With more and more homeowners choosing to go the DIY route when it comes to laying their flooring, particularly laminate and LVT, a common question we’re asked is: “Which way up does the underlay go?”
So, if you’re wondering the same thing, here are some general guidelines for figuring it out.
Check the underlay
Let’s start with the obvious: check if an instruction sheet or leaflet came with the underlay. Some manufacturers include these within the bags, and they will tell you definitively which side up the underlay should be laid.
Likewise, take a closer look at the underlay as many brands print which side faces up on the product itself.
This solves any misunderstanding right off the bat.
If your carpet underlay features a branded side, this will typically face up into the room.

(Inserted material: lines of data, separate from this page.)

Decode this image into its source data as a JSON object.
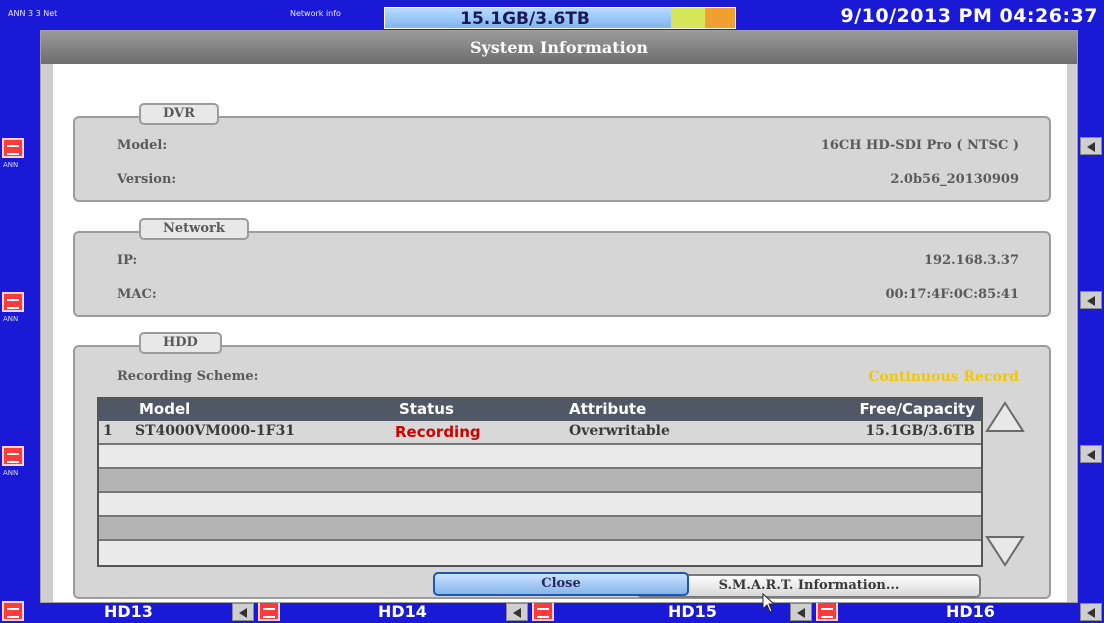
{
  "topbar": {
    "left_label_1": "ANN 3 3 Net",
    "left_label_2": "Network info",
    "storage_text": "15.1GB/3.6TB",
    "datetime": "9/10/2013 PM 04:26:37",
    "colors": {
      "bar_fill": "#8fc3f5",
      "seg_green": "#d6e85a",
      "seg_orange": "#f0a030"
    }
  },
  "side": {
    "channel_label": "ANN"
  },
  "bottom": {
    "channels": [
      "HD13",
      "HD14",
      "HD15",
      "HD16"
    ]
  },
  "dialog": {
    "title": "System Information",
    "dvr": {
      "tab": "DVR",
      "model_label": "Model:",
      "model_value": "16CH HD-SDI Pro ( NTSC )",
      "version_label": "Version:",
      "version_value": "2.0b56_20130909"
    },
    "network": {
      "tab": "Network",
      "ip_label": "IP:",
      "ip_value": "192.168.3.37",
      "mac_label": "MAC:",
      "mac_value": "00:17:4F:0C:85:41"
    },
    "hdd": {
      "tab": "HDD",
      "scheme_label": "Recording Scheme:",
      "scheme_value": "Continuous Record",
      "columns": [
        "Model",
        "Status",
        "Attribute",
        "Free/Capacity"
      ],
      "rows": [
        {
          "index": "1",
          "model": "ST4000VM000-1F31",
          "status": "Recording",
          "attribute": "Overwritable",
          "capacity": "15.1GB/3.6TB"
        }
      ],
      "smart_button": "S.M.A.R.T. Information...",
      "status_color": "#d00000",
      "scheme_color": "#f0c800"
    },
    "close_button": "Close"
  }
}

It works as a marketing tool for anyone who sees it or might be taking photos for their social media.
Backing side up
If your carpet underlay has a sticky or shiny surface, that should be in contact with the subfloor. If there is no shiny surface, one side usually features a thin backing material secured by what looks like mesh. This should face up into the room, in contact with the carpet.
The rubber or foam side should face down towards the subfloor.
Foil-backed underlay is traditionally designed to act as a vapour barrier, preventing moisture from damaging your laminate or wood flooring. This is particularly important with porous subfloors like concrete.
In most cases, foil-backed underlay should be laid foil side down, allowing the foil to fulfil its job as a DPM.
However, there are exceptions to this rule. For example, our bestselling laminate underlay, Duralay Timbermate Excel, switched from being laid foil side down to foil side up a couple of years back. It notes this in both the instruction leaflet that comes with the product and on the foil itself, which just goes to show the importance of checking these two things first prior to making an educated guess.
Need more help?
If you’re unsure which way to lay your underlay, send us a message at firstname.lastname@example.org and one of our experts will be more than happy to help.